Finding a new place to live can be both exciting and daunting at the same time. On the one hand, there is the joy of finding a new space where you can see yourself living in the long run – but on the other hand, you do not want to get your hopes up, just in case your application gets rejected. We have had a look at the general administration process, to see how one can better prepare oneself for the application process – even if you already know that you have a bad credit rating.

It is important to put yourself in your landlord’s shoes. They are probably just as excited as you are about the prospect of finding the right tenant for their property. Whilst this might make them more lenient during the application process, there is no landlord that is willing to take on the risk of a tenant that will be unreliable during the monthly payment process. Try your utmost to provide them with reasons not to be concerned about your credit record. The first step would be to provide them with a certified copy of your identity book/card – just to prove that you are who you say you are.

General rule-of-thumb is that your Net earnings need to be three times the rental amount for which you are applying. When purchasing a property, the banks will consider your gross salary for affordability. In order to prove this, you will need to submit the latest three months’ bank statements that clearly indicate your salary being paid into this account. This should be accompanied with your latest three months’ salary slips. You can also expect your future landlord’s rental administrators to contact your employer to verify that you are still working at that company. This will go hand-in-hand with your ‘proof of employment’ letter that should be on an official company letterhead with all their contact details on it. A certified ‘proof of your current address’ should accompany your application, and if you are renting from another landlord, provide their details so that your new landlord’s rental administrators can touch base with them to see what type of tenant you are.

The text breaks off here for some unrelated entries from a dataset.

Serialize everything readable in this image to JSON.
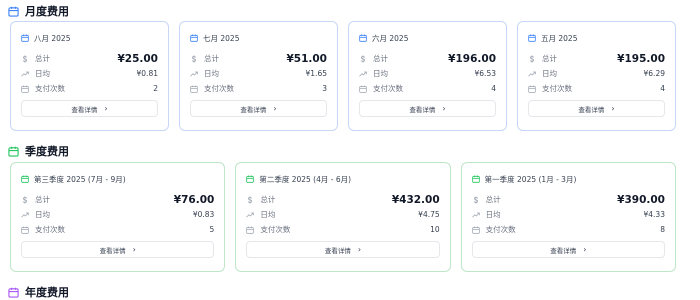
{
  "sections": {
    "monthly": {
      "title": "月度费用",
      "color": "#3b82f6"
    },
    "quarterly": {
      "title": "季度费用",
      "color": "#22c55e"
    },
    "yearly": {
      "title": "年度费用",
      "color": "#a855f7"
    }
  },
  "labels": {
    "total": "总计",
    "daily_avg": "日均",
    "payment_count": "支付次数",
    "view_details": "查看详情"
  },
  "monthly": [
    {
      "title": "八月 2025",
      "total": "¥25.00",
      "daily_avg": "¥0.81",
      "count": "2"
    },
    {
      "title": "七月 2025",
      "total": "¥51.00",
      "daily_avg": "¥1.65",
      "count": "3"
    },
    {
      "title": "六月 2025",
      "total": "¥196.00",
      "daily_avg": "¥6.53",
      "count": "4"
    },
    {
      "title": "五月 2025",
      "total": "¥195.00",
      "daily_avg": "¥6.29",
      "count": "4"
    }
  ],
  "quarterly": [
    {
      "title": "第三季度 2025 (7月 - 9月)",
      "total": "¥76.00",
      "daily_avg": "¥0.83",
      "count": "5"
    },
    {
      "title": "第二季度 2025 (4月 - 6月)",
      "total": "¥432.00",
      "daily_avg": "¥4.75",
      "count": "10"
    },
    {
      "title": "第一季度 2025 (1月 - 3月)",
      "total": "¥390.00",
      "daily_avg": "¥4.33",
      "count": "8"
    }
  ]
}
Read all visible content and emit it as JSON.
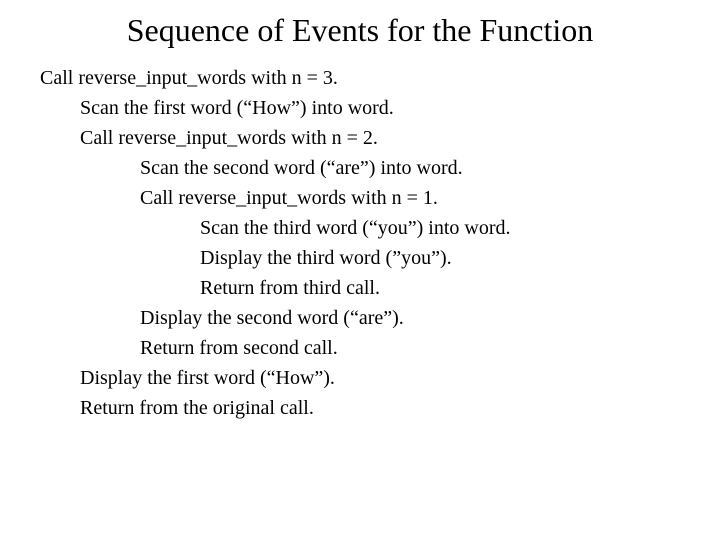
{
  "title": "Sequence of Events for the Function",
  "lines": {
    "l0": "Call reverse_input_words with n = 3.",
    "l1": "Scan the first word (“How”) into word.",
    "l2": "Call reverse_input_words with n = 2.",
    "l3": "Scan the second word (“are”) into word.",
    "l4": "Call reverse_input_words with n = 1.",
    "l5": "Scan the third word (“you”) into word.",
    "l6": "Display the third word (”you”).",
    "l7": "Return from third call.",
    "l8": "Display the second word (“are”).",
    "l9": "Return from second call.",
    "l10": "Display the first word (“How”).",
    "l11": "Return from the original call."
  }
}
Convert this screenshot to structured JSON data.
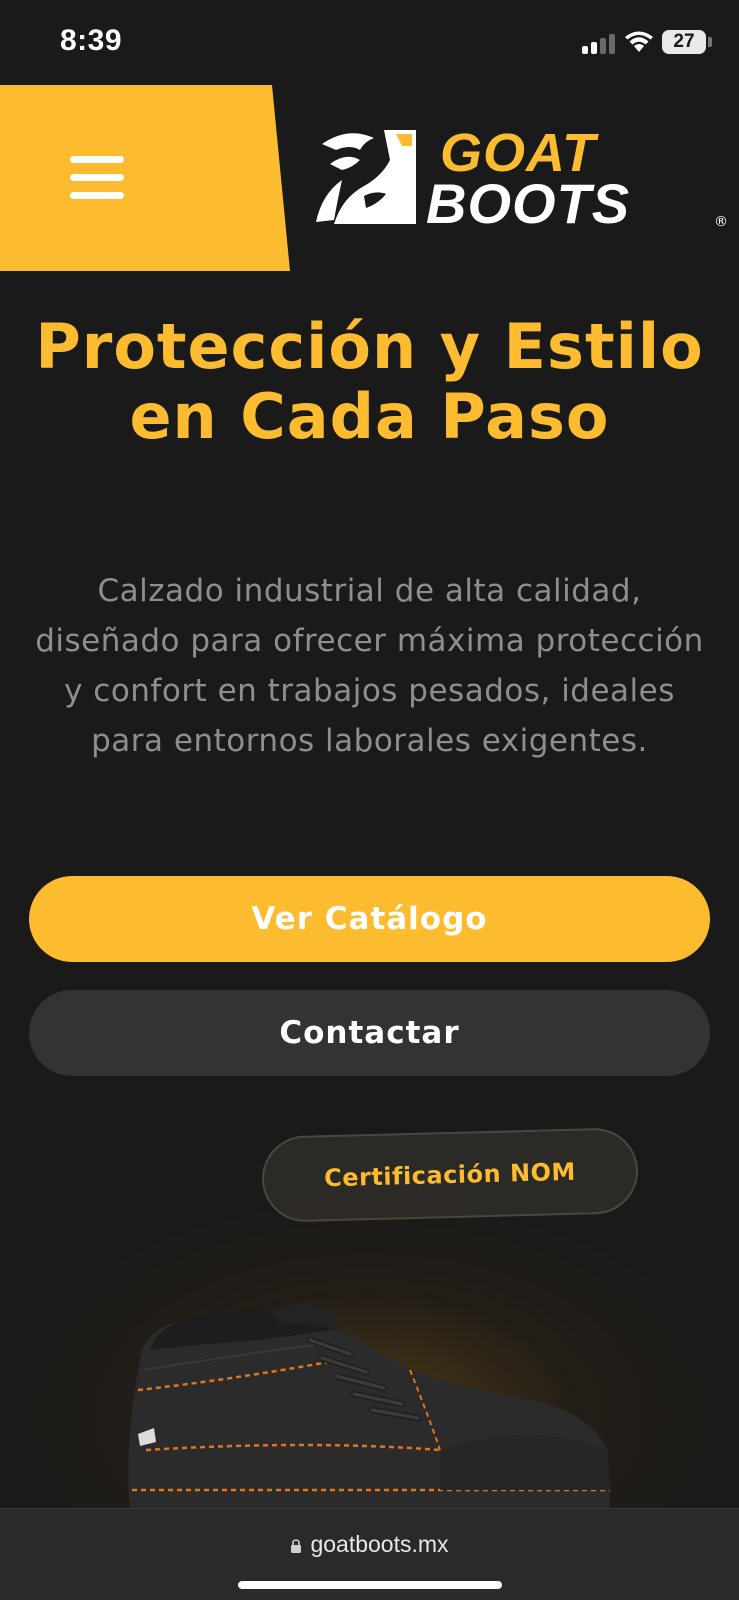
{
  "status_bar": {
    "time": "8:39",
    "battery": "27",
    "icons": [
      "signal-icon",
      "wifi-icon",
      "battery-icon"
    ]
  },
  "header": {
    "menu_icon": "hamburger-menu-icon",
    "logo": {
      "line1": "GOAT",
      "line2": "BOOTS",
      "registered": "®"
    }
  },
  "hero": {
    "title": "Protección y Estilo en Cada Paso",
    "description": "Calzado industrial de alta calidad, diseñado para ofrecer máxima protección y confort en trabajos pesados, ideales para entornos laborales exigentes.",
    "catalog_button": "Ver Catálogo",
    "contact_button": "Contactar",
    "badge": "Certificación NOM"
  },
  "browser": {
    "url": "goatboots.mx"
  },
  "colors": {
    "accent": "#fdbb30",
    "background": "#1a1a1a",
    "secondary_button": "#333333",
    "muted_text": "#8e8e8e"
  }
}
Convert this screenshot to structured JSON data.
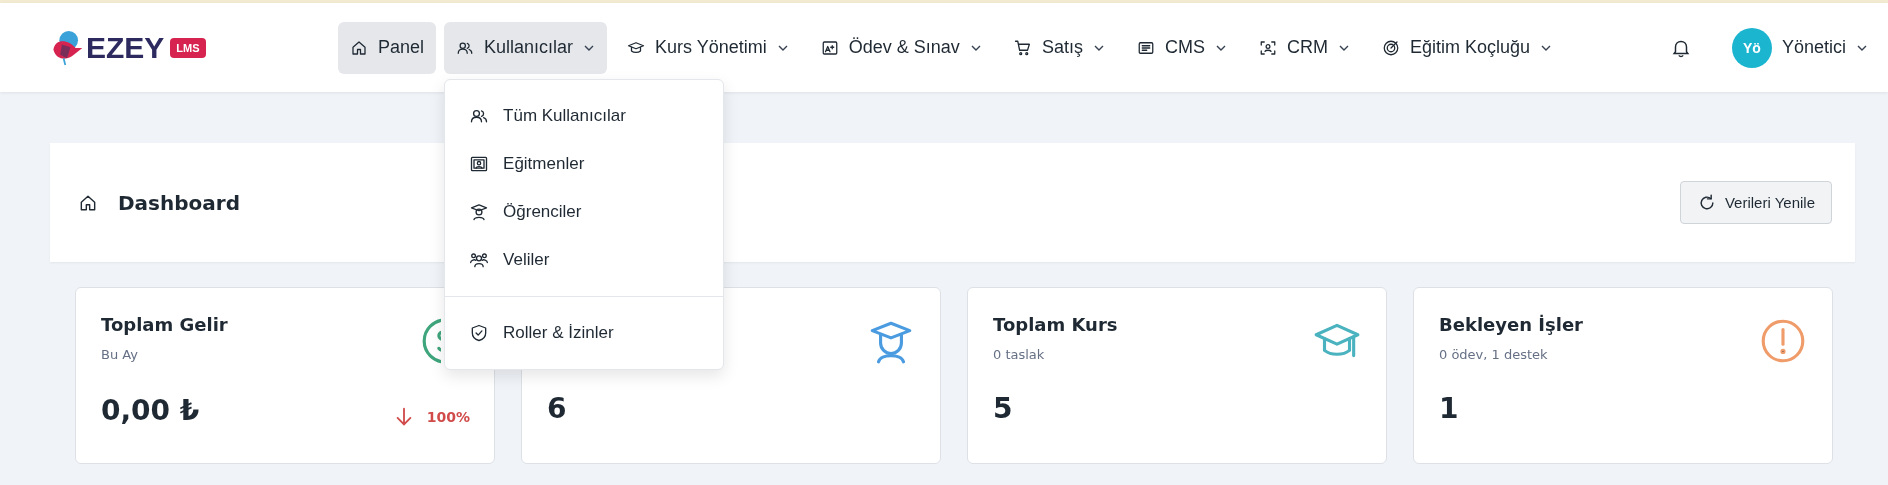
{
  "logo": {
    "name": "EZEY",
    "badge": "LMS"
  },
  "nav": [
    {
      "label": "Panel",
      "selected": true,
      "expanded": false,
      "dropdown": false
    },
    {
      "label": "Kullanıcılar",
      "selected": true,
      "expanded": true,
      "dropdown": true
    },
    {
      "label": "Kurs Yönetimi",
      "selected": false,
      "expanded": false,
      "dropdown": true
    },
    {
      "label": "Ödev & Sınav",
      "selected": false,
      "expanded": false,
      "dropdown": true
    },
    {
      "label": "Satış",
      "selected": false,
      "expanded": false,
      "dropdown": true
    },
    {
      "label": "CMS",
      "selected": false,
      "expanded": false,
      "dropdown": true
    },
    {
      "label": "CRM",
      "selected": false,
      "expanded": false,
      "dropdown": true
    },
    {
      "label": "Eğitim Koçluğu",
      "selected": false,
      "expanded": false,
      "dropdown": true
    }
  ],
  "user_menu": {
    "initials": "Yö",
    "name": "Yönetici"
  },
  "dropdown_menu": {
    "groups": [
      [
        "Tüm Kullanıcılar",
        "Eğitmenler",
        "Öğrenciler",
        "Veliler"
      ],
      [
        "Roller & İzinler"
      ]
    ]
  },
  "page_header": {
    "title": "Dashboard",
    "refresh_button": "Verileri Yenile"
  },
  "stats": [
    {
      "title": "Toplam Gelir",
      "subtitle": "Bu Ay",
      "value": "0,00 ₺",
      "trend": {
        "text": "100%"
      }
    },
    {
      "value": "6"
    },
    {
      "title": "Toplam Kurs",
      "subtitle": "0 taslak",
      "value": "5"
    },
    {
      "title": "Bekleyen İşler",
      "subtitle": "0 ödev, 1 destek",
      "value": "1"
    }
  ]
}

The landlord’s rental administrator will also consider your monthly expenses from your bank statements. They need to ensure that you have disposable income, after the monthly rental has been deducted in order to qualify from an affordability point-of-view. If you do not qualify on your monthly salary alone, you will need to show any other additional income that you might be receiving, like commissions or rental income that you might be receiving from other properties – just to boost your overall monthly income amount. You could also consider getting someone close to you, like a family member or your company where you work, to sign surety for your lease agreement. This means that if you default on your payments, they will be personally liable to make that payment on your behalf. All of these measures will reassure your future landlord that you are a viable prospect to move into their property, as your risk on defaulting is low. Obviously, it would also help if you can show a flawless record of paying your current landlord on time.

If the above measures still do not give you the ‘all clear’ on your application for the property, you might need to consider negotiating with your landlord. In order for them to have reassurance that you will pay your monthly instalments, they might be open to the idea of you paying a double deposit. It is the industry norm to pay a deposit equal to one months’ rental as an assurance to your landlord that you are not going to damage the property, or default on your monthly payments. This means that they can deduct any monies from the deposit that you pay at the beginning of your lease, and if you have not defaulted or damaged the property, you ought to get that deposit back at the end of the lease term. When paying a double deposit, it would mean that the landlord will have access to more money, as insurance that you do not intend to default on your financial commitment to them. Very few people have access to this kind of money, and it might be worth negotiating a payment plan with your future landlord, whereby you pay small amounts on a monthly basis, until you have built-up a second deposit that they can tap into, if need be.

It goes without saying that one can easily be offended when your application is rejected. By planning your submission carefully and highlighting the areas of concern, you might be afforded the opportunity to negotiate a way around your official credit rating. It is important to remember that the landlord might be as excited as you are to have you as a tenant, but they do have to keep the risks in mind when considering if they will proceed with a lease. This is one of the instances where honesty really seems to be the best policy.